Only a week after Google upgraded the stable version of Chrome to 11, the company bumped its beta users to version 12 beta last night. Google Chrome 12 beta (download for Windows | Mac | Linux) pushed a moderate range of under-the-hood improvements to Chrome beta users, including better hardware acceleration, stronger privacy controls, and slightly safer file downloads. It also killed support for Google Gears, a move the company announced back in March.

The new beta includes two security improvements. Flash-based local shared objects, which are bits of Web sites stored locally on your computer, can now be deleted from within Chrome's settings. In the past, you would have to use a special online tool from Adobe to remove them.

The second security enhancement that Chrome has expanded is security algorithms that check Web sites for malicious content to downloads. The browser will now natively prevent some malicious downloads from being saved on your computer. Note that this is not a full-powered replacement for your security software.

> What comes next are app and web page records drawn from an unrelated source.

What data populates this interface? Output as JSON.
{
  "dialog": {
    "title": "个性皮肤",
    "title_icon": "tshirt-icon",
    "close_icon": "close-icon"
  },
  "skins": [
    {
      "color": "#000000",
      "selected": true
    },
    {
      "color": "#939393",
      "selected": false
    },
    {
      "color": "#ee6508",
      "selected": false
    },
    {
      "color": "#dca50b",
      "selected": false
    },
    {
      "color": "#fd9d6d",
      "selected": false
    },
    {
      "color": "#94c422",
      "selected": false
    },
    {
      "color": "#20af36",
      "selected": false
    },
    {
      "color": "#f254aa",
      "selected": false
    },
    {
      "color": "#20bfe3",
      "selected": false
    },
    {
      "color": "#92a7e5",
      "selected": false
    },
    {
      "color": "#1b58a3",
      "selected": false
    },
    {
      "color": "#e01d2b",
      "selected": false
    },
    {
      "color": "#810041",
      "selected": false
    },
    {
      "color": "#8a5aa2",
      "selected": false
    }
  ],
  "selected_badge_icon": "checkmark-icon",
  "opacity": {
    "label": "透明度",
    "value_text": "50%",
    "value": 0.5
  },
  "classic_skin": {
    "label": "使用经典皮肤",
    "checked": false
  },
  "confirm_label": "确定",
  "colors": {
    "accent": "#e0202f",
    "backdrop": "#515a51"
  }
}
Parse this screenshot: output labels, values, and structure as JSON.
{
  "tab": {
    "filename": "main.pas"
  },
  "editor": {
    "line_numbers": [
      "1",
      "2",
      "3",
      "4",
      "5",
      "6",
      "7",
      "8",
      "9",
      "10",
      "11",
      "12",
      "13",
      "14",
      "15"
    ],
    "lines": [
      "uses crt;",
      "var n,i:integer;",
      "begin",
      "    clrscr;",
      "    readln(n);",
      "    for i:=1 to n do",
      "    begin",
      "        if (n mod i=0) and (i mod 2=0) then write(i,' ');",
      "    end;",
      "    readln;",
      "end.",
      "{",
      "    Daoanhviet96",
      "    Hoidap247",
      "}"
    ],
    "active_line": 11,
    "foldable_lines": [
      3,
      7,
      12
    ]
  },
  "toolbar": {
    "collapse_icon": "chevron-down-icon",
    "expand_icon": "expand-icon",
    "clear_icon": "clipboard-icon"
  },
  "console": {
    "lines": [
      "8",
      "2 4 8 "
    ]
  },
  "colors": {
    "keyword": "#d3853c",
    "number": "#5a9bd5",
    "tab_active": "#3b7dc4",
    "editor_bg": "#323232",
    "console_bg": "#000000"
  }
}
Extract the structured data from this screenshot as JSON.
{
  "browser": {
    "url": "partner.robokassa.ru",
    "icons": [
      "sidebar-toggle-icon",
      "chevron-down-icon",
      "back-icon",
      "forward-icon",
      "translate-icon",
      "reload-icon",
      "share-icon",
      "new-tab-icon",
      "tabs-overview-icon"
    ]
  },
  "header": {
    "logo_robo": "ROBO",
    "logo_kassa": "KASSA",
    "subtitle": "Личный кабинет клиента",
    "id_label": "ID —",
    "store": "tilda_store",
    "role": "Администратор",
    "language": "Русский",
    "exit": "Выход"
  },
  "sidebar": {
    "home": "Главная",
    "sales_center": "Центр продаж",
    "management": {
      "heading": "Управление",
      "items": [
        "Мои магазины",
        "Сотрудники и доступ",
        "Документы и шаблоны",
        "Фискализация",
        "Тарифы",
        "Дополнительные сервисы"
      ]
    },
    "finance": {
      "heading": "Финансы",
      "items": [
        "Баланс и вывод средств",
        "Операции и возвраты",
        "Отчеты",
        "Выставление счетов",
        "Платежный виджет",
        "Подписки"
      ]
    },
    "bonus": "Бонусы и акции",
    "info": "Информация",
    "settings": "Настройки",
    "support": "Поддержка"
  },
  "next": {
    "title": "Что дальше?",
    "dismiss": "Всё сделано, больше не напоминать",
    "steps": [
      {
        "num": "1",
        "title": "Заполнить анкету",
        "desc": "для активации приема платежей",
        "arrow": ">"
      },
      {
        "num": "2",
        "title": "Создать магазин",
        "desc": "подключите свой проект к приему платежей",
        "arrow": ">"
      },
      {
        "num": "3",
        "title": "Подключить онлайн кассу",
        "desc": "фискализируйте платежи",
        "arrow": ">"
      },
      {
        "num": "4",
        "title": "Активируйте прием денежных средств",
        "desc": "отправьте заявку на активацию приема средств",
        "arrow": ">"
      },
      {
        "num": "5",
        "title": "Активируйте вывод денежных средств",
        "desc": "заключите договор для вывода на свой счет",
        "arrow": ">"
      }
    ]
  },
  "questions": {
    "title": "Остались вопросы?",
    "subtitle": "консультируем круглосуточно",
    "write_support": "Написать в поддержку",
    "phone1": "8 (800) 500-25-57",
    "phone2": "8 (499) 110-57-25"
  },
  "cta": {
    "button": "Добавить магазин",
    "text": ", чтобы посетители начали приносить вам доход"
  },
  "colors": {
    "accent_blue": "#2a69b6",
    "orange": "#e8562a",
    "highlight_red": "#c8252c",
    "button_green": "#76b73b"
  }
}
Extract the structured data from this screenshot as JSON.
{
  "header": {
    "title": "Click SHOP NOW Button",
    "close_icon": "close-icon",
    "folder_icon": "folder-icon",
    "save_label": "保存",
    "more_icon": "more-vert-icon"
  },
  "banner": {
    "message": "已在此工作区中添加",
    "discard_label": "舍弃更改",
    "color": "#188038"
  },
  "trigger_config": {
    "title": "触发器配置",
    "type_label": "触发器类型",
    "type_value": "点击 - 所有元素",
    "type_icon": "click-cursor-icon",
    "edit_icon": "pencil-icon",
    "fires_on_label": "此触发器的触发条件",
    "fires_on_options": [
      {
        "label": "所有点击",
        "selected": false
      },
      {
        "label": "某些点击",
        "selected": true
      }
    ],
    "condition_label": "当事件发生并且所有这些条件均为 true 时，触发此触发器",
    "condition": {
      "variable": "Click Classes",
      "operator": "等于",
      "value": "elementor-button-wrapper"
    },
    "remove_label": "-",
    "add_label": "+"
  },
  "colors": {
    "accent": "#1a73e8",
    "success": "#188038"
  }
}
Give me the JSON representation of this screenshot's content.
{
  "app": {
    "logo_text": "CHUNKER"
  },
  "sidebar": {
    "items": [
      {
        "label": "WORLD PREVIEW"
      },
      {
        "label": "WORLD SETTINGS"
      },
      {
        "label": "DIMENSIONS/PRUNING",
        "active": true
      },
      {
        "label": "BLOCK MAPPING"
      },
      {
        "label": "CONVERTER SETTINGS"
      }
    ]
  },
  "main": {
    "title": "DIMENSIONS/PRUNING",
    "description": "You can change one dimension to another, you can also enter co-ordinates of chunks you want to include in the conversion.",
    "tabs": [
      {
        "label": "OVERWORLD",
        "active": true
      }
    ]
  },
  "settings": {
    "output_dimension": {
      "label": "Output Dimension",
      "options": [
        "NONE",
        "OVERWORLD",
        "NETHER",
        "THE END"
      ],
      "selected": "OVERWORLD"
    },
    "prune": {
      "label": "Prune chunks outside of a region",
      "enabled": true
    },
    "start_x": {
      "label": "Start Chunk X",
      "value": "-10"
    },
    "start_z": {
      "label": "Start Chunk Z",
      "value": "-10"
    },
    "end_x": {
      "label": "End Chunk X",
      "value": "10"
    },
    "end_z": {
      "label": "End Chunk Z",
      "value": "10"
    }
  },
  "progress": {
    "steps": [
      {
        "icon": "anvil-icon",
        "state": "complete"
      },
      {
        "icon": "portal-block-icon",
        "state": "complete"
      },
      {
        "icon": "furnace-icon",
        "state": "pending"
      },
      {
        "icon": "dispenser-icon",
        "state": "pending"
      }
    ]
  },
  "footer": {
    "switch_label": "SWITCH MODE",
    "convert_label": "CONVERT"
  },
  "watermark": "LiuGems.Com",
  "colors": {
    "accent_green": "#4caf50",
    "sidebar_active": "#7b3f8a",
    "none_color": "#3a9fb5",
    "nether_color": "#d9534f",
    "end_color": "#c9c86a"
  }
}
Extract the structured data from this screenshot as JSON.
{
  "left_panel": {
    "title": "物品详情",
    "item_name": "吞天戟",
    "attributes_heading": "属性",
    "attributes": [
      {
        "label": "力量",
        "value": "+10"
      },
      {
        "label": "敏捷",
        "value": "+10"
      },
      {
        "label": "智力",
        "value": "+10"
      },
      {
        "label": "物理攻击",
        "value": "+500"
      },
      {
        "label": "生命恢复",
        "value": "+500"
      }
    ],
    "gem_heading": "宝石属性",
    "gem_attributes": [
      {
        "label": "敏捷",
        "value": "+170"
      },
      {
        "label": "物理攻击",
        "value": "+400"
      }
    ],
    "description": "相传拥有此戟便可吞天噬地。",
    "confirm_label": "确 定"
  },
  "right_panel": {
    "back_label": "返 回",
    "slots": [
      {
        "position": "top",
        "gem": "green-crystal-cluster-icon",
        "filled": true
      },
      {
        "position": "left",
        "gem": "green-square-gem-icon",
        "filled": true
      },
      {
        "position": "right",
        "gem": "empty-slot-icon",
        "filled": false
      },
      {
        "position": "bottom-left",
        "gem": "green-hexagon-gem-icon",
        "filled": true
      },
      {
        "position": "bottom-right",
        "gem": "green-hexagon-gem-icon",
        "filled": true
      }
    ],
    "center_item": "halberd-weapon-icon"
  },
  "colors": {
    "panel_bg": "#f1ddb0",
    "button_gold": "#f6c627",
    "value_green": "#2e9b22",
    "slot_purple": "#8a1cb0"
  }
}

Improved hardware acceleration in Chrome 12 beta comes in the form of support for 3D CSS, which means that the browser will now leverage the processing power of your computer's graphics card when handling 3D animations written in CSS. This requires your graphics card drivers to be up to date.

Another change is built-in preliminary support for screen readers, which are programs that help the visually impaired by reading aloud what's on the screen when moving the mouse. The support includes readers such as JAWS, NVDA, and VoiceOver.

If Chrome 12 development stays on schedule, these improvements are expected to make it to the stable release about one month from now. The full Chrome changelog is available here.